Young, praising Carter and renewing his pledge to support him in the 1980 elections, minimized differences ‘between Rev. Jesse Jackson, who has acknowledged receiving financial aid from pro-PLO sources, and Bayard Rustin, the civil rights leader who has denounced Jackson’s overtures to the PLO. “I think the reporting has made more of the differences than the basic facts, Young said. He observed that Jackson had told the PLO” You are damned fools to practice violence” that “Jackson also confronted Israel on bombing Lebanon — a counter-productive act by Israel.”
Young’s unannounced meeting with the President followed his statement yesterday to the House Foreign Affairs Committee’s subcommittee on Africa that the White House had sought to have Israel make a statement saying it opposed his resignation. He told the subcommittee that the effort fell through because Israeli Premier Menachem Begin was ill and was unable to discuss the matter.
“At the time of my resignation there was an effort underway between the White House and the Israelis, approved by (Israel Foreign Minister Moshe) Dayan which would have put Israel on record as opposed to my resignation,” Young testified to the subcommittee. “Unfortunately, Mr. Begin was ill and we didn’t get approval in time,” he said. There was no immediate confirmation here on Young’s reference to Dayan.
The White House confirmed to the Jewish Telegraphic Agency today that Eizenstat had said “there was some interest in having a statement is sued” and “there were some discussions but it didn’t go beyond that.

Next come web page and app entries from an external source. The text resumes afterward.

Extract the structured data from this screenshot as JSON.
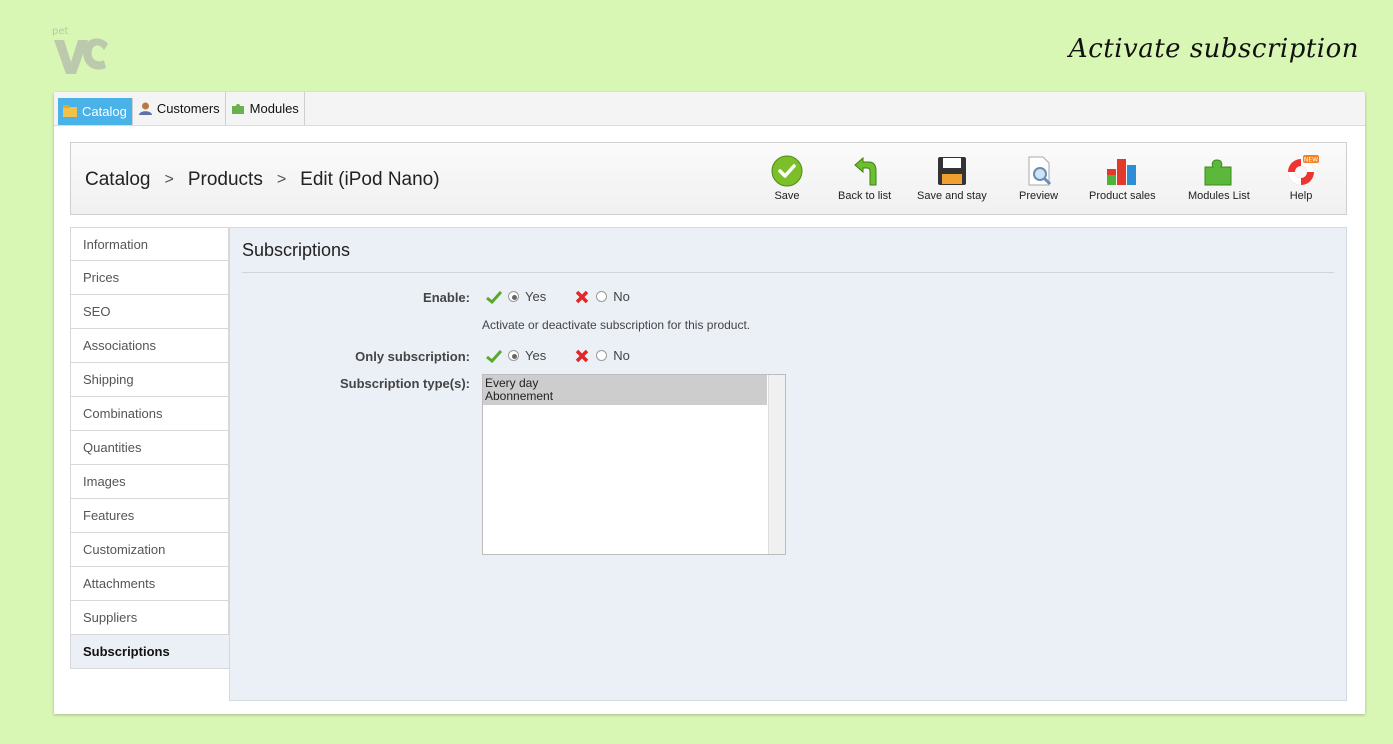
{
  "page": {
    "hero_title": "Activate subscription",
    "logo_text": "pet"
  },
  "topnav": [
    {
      "label": "Catalog",
      "icon": "folder-icon"
    },
    {
      "label": "Customers",
      "icon": "user-icon"
    },
    {
      "label": "Modules",
      "icon": "puzzle-icon"
    }
  ],
  "breadcrumb": {
    "level1": "Catalog",
    "level2": "Products",
    "level3": "Edit (iPod Nano)",
    "separator": ">"
  },
  "toolbar": {
    "save": "Save",
    "back": "Back to list",
    "save_stay": "Save and stay",
    "preview": "Preview",
    "product_sales": "Product sales",
    "modules_list": "Modules List",
    "help": "Help",
    "help_badge": "NEW"
  },
  "sidebar": {
    "items": [
      {
        "label": "Information"
      },
      {
        "label": "Prices"
      },
      {
        "label": "SEO"
      },
      {
        "label": "Associations"
      },
      {
        "label": "Shipping"
      },
      {
        "label": "Combinations"
      },
      {
        "label": "Quantities"
      },
      {
        "label": "Images"
      },
      {
        "label": "Features"
      },
      {
        "label": "Customization"
      },
      {
        "label": "Attachments"
      },
      {
        "label": "Suppliers"
      },
      {
        "label": "Subscriptions"
      }
    ],
    "active": "Subscriptions"
  },
  "content": {
    "title": "Subscriptions",
    "enable_label": "Enable:",
    "enable_yes": "Yes",
    "enable_no": "No",
    "enable_hint": "Activate or deactivate subscription for this product.",
    "only_label": "Only subscription:",
    "only_yes": "Yes",
    "only_no": "No",
    "types_label": "Subscription type(s):",
    "types_options": [
      "Every day",
      "Abonnement"
    ]
  },
  "colors": {
    "background": "#d9f7b4",
    "active_tab": "#49b2e8",
    "content_bg": "#ebeff6"
  }
}
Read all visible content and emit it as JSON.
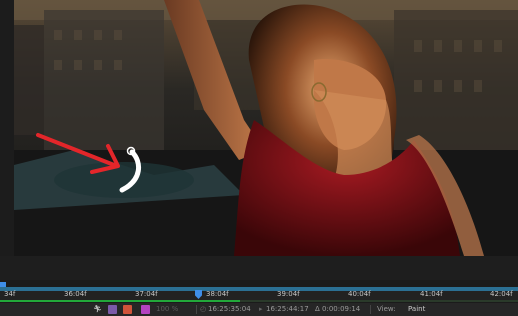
{
  "timeline": {
    "ticks": [
      "34f",
      "36:04f",
      "37:04f",
      "38:04f",
      "39:04f",
      "40:04f",
      "41:04f",
      "42:04f"
    ]
  },
  "statusbar": {
    "zoom": "100 %",
    "current_time": "16:25:35:04",
    "end_time": "16:25:44:17",
    "duration": "Δ 0:00:09:14",
    "view_label": "View:",
    "view_mode": "Paint"
  },
  "colors": {
    "accent": "#3f8ee8",
    "cache": "#22a83a",
    "work_area": "#2b6f93",
    "annotation_arrow": "#e3262a",
    "stroke": "#ffffff"
  },
  "icons": {
    "roto": "roto-brush-icon",
    "solo": "solo-icon",
    "color_swatch": "color-swatch-icon"
  }
}
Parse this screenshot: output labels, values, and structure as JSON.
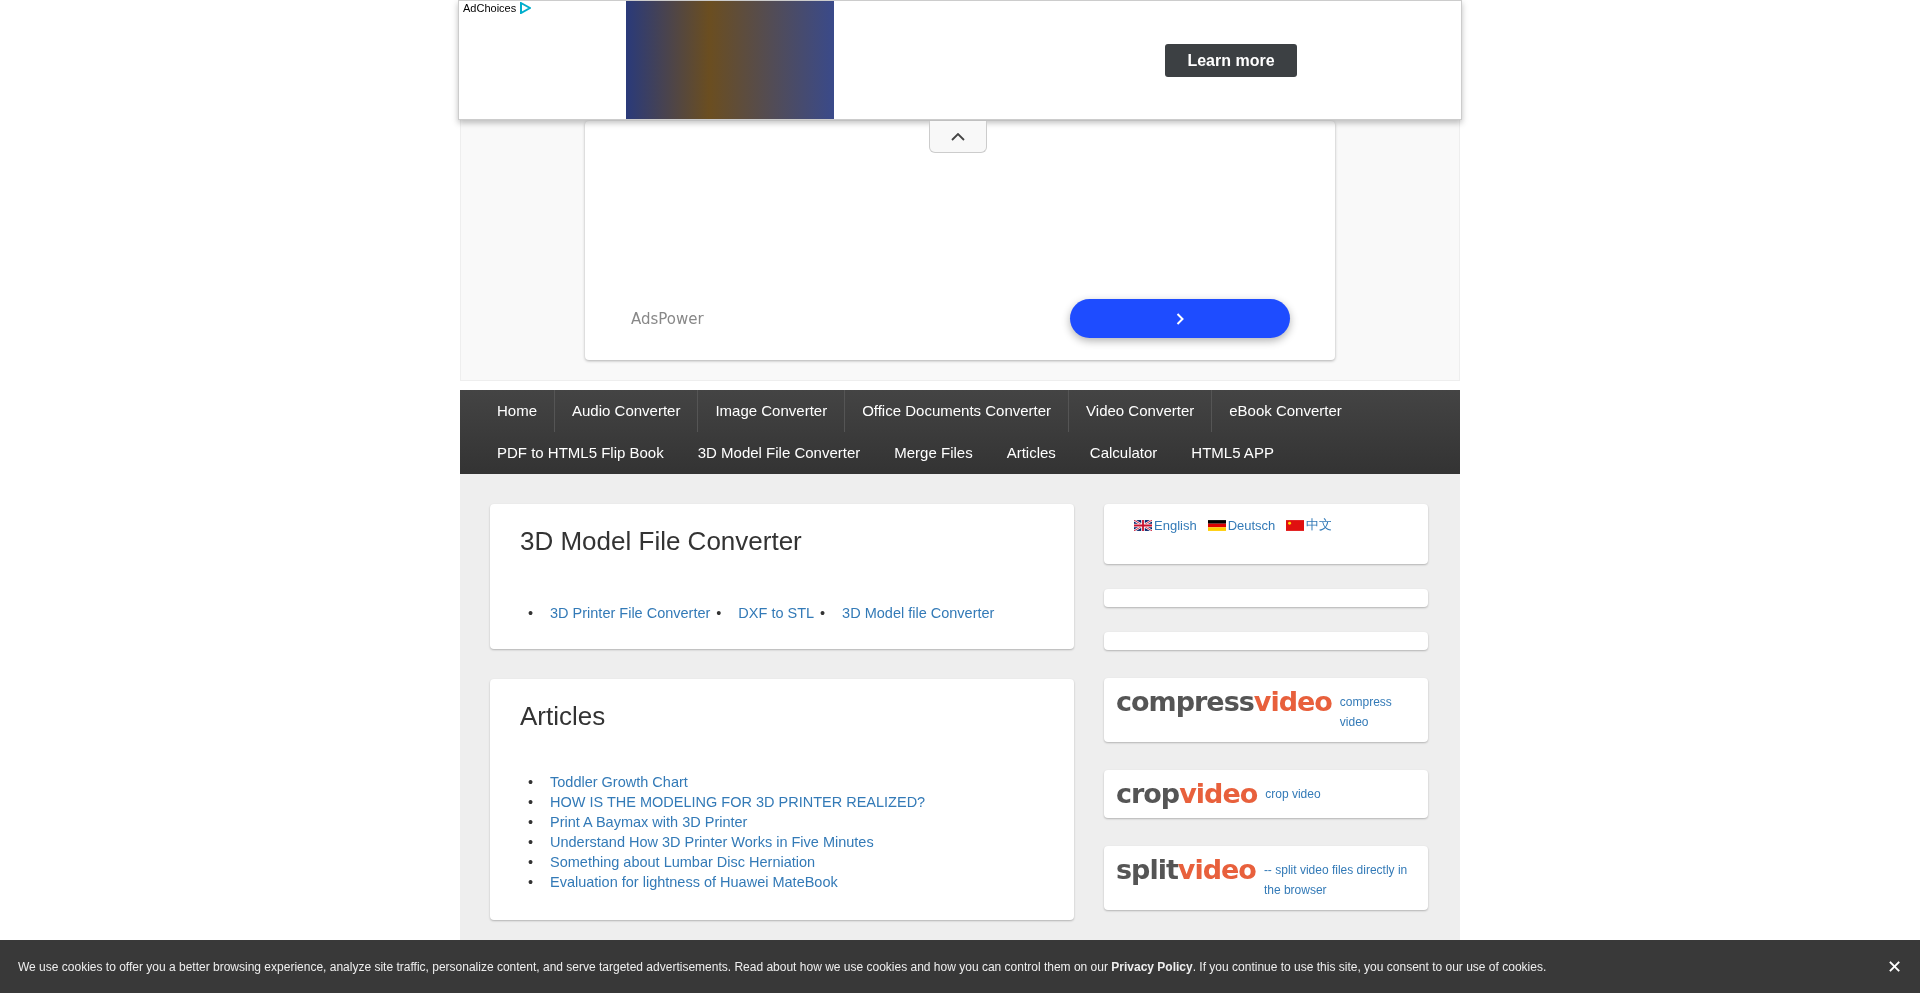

We were told there would be no statement.” The White House emphasized to the JTA that “there were discussions about a statement but the White House never asked for it.” The source said the purported U.S.-Israeli talks “did not go beyond that. We really never asked for a statement.” The Israeli participant was not identified.
An independent source observed that for the U.S. government to ask for such a statement and for the Israeli government to enter into one would open the way for enemies of Israel to condemn it for interfering in internal affairs of the U.S.
STATEMENT BY ISRAEL EMBASSY
A spokesman for the Israel Ambassador to the U.S., Ephraim Evron, said today that “The government of Israel and the Ambassador of Israel in Washington never asked for Mr. Young’s resignation and were in no way involved in the events that led to it. This was entirely an Administration decision.”
Rep. Stephen Solarz (D. NY), a member of the House subcommittee, told the JTA today that Young’s testimony made it clear that neither Israel nor the American Jewish community had anything to do with his resignation. “He (Young) made it clear Israel had not been putting pressure on him to get out,” Solarz said.
The Archive of the Jewish Telegraphic Agency includes articles published from 1923 to 2008. Archive stories reflect the journalistic standards and practices of the time they were published.